Everyone’s Favourite Freshwater Pet
(via: http://commons.wikimedia.org/wiki)

Common Name: Lake Balls, Marimo

A.K.A.: Aegagropila linnaei

Found: Japan, Iceland, Scotland, Estonia, Germany

It Does What?!

Sure, you’ve had dogs and cats as pets, maybe even fish or lizards… but what about a big ball of algae? Probably not, but if you live in Japan, this idea won’t seem so odd.

Lake balls, or marimo, as the Japanese refer to them, are a rare and unique growth form of the filamentous green algae species Aegagropila linnaei. They occur in only a few isolated habitats worldwide because, unlike most algae, the species lacks a desiccation (dryness) resistant life stage which would allow it to be carried to distant bodies of water. The balls are formed from a densely-packed clump of algal strands which grow outward in all directions, and can reach up to 25cm (10 inches) in diameter. New balls can form from the free-floating form of the same species, or from the breakup and re-growth of an old ball. Found in shallow lakes with sandy bottoms, gentle wave action rolls the clump around, forming a near-perfect sphere and allowing all sides of the ball to receive light for photosynthesis. Seen rolling lazily around the lake bottom, and even rising and falling on columns of warm water, the marimo can almost seem sentient.
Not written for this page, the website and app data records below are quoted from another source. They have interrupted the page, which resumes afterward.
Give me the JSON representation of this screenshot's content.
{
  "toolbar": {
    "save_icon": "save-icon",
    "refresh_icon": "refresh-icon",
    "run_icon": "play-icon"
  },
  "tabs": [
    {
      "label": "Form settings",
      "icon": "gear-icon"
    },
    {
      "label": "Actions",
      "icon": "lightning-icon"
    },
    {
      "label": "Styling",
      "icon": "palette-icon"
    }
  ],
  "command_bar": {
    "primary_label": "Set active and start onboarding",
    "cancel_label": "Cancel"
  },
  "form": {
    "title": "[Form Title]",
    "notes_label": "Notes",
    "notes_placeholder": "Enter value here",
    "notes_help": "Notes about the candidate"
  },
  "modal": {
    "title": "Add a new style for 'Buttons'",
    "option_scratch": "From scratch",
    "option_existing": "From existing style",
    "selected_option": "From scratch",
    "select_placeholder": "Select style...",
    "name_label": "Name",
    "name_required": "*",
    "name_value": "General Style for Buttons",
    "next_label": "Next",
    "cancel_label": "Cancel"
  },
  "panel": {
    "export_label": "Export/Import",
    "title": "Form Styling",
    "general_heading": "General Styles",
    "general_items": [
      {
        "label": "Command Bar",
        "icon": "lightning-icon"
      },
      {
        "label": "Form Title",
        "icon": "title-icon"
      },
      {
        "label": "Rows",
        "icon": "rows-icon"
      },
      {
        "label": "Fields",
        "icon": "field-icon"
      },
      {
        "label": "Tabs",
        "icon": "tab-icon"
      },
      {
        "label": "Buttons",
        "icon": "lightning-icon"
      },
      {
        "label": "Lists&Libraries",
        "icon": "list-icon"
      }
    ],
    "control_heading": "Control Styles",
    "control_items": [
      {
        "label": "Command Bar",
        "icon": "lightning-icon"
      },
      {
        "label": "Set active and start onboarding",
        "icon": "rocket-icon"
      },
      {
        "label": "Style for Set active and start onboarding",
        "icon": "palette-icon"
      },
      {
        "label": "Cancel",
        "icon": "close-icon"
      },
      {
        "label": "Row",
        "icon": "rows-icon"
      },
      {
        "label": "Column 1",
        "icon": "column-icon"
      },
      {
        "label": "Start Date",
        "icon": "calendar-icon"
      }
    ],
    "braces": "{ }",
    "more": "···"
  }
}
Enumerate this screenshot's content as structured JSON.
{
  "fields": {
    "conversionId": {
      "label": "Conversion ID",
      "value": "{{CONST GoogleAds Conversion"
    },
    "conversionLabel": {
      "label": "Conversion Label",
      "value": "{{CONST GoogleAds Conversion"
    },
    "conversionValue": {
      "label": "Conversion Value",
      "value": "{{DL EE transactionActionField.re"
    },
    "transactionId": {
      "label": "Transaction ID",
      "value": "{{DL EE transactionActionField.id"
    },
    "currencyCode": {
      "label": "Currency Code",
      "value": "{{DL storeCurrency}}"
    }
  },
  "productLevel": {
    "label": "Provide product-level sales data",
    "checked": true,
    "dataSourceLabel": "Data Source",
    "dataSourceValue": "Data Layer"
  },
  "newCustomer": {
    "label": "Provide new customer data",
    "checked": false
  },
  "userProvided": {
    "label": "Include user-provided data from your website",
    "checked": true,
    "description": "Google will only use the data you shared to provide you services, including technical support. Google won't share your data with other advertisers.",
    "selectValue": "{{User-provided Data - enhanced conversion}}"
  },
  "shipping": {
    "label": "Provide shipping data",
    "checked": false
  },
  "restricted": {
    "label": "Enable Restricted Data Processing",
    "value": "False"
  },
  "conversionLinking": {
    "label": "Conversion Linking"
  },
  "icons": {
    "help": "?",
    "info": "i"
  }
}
It is this bizarre movement and their strangely beautiful appearance which have made marimo so popular in Japan, where they are protected as a “natural monument” and even appear on postage stamps. Unfortunately, it has also been their downfall. Because the algae reside in fresh water and are adapted to low light conditions, they are easily cared for, leading many people to collect them and keep them in their homes. The Japanese believed that a healthy, well looked-after marimo would make the owner’s wishes come true. Lake balls eventually became so rare, due to both human collecting and pollution, that in the early 1950s, a campaign was launched asking Japanese citizens to return their beloved marimo to the lakes from which they had been taken. Impressively, people did so, and in large numbers. In honour of their selflessness, the first annual marimo festival was held, and has continued ever since. Today, the lake ball has become an important environmental symbol in Japan, and children even have their own stuffed marimo toy character, Marimokkori, to play with.

Japanese kids have the best toys, no?

Says Who?

  • Boedeker et al. (2010) BioScience 60(3): 187-198
  • Soejima et al. (2009) Aquatic Ecology 43: 359-370
  • www.marimoballs.com